▶ **To do**
Give back each line of the listing below that contains the string "down".

▶ **Provided material**

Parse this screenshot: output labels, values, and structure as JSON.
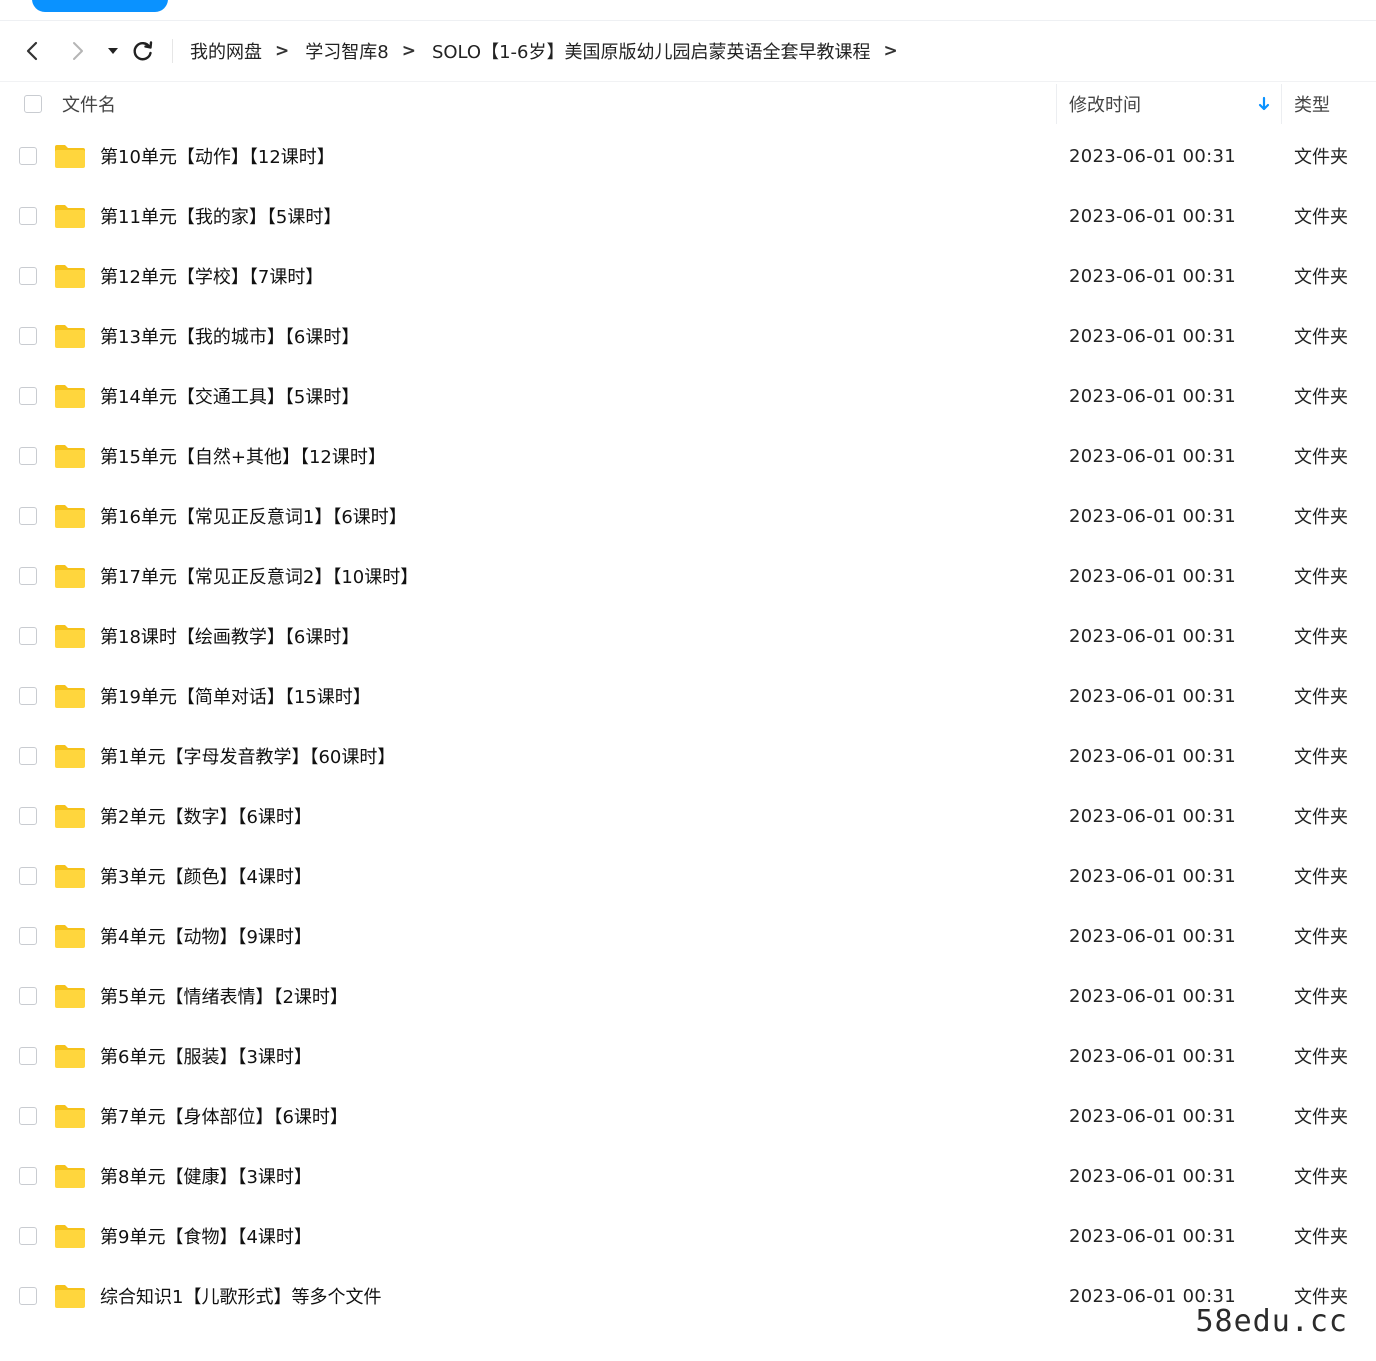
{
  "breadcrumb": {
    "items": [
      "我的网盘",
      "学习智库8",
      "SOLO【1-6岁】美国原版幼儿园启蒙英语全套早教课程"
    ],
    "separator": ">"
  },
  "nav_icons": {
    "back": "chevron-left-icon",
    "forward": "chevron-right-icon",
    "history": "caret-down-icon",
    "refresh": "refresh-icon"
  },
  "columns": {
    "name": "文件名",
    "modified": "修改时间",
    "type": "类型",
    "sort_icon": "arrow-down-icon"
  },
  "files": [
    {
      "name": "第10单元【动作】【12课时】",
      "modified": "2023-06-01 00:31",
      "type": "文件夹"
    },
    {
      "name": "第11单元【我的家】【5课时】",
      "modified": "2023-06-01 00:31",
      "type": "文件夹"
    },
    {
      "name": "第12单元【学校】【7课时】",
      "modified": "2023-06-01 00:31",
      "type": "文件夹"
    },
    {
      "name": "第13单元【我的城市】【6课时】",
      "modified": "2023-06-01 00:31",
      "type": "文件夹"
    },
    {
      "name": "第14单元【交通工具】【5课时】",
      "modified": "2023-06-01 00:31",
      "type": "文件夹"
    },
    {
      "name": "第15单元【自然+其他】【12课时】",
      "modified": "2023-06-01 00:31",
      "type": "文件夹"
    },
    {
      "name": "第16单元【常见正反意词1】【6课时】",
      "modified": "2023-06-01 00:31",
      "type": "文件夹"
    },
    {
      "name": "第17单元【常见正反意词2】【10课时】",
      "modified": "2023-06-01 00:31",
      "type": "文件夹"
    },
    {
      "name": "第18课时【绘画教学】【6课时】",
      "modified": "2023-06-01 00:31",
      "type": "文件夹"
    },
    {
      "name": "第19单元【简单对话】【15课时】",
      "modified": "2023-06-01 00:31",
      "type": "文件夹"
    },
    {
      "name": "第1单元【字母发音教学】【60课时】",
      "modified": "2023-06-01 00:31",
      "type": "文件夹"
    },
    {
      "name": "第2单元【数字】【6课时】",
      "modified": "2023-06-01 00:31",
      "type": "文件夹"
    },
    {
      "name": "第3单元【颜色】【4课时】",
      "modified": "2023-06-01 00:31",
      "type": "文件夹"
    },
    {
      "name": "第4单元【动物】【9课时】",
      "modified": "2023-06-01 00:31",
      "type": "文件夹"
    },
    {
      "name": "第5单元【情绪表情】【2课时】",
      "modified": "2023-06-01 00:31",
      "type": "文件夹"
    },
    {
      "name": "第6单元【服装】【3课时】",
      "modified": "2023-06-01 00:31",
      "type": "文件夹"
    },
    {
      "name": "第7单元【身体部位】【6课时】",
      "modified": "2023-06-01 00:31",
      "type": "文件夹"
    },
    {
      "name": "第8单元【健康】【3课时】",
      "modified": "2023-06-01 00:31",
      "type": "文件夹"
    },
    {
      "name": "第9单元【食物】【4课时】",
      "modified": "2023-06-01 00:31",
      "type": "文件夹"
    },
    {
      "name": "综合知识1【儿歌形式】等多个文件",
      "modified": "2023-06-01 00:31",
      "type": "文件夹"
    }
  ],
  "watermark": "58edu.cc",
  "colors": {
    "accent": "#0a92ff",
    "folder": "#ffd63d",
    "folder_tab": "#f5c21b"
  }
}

▶ **Answer to the exercise**
    "history": "caret-down-icon",
    "sort_icon": "arrow-down-icon"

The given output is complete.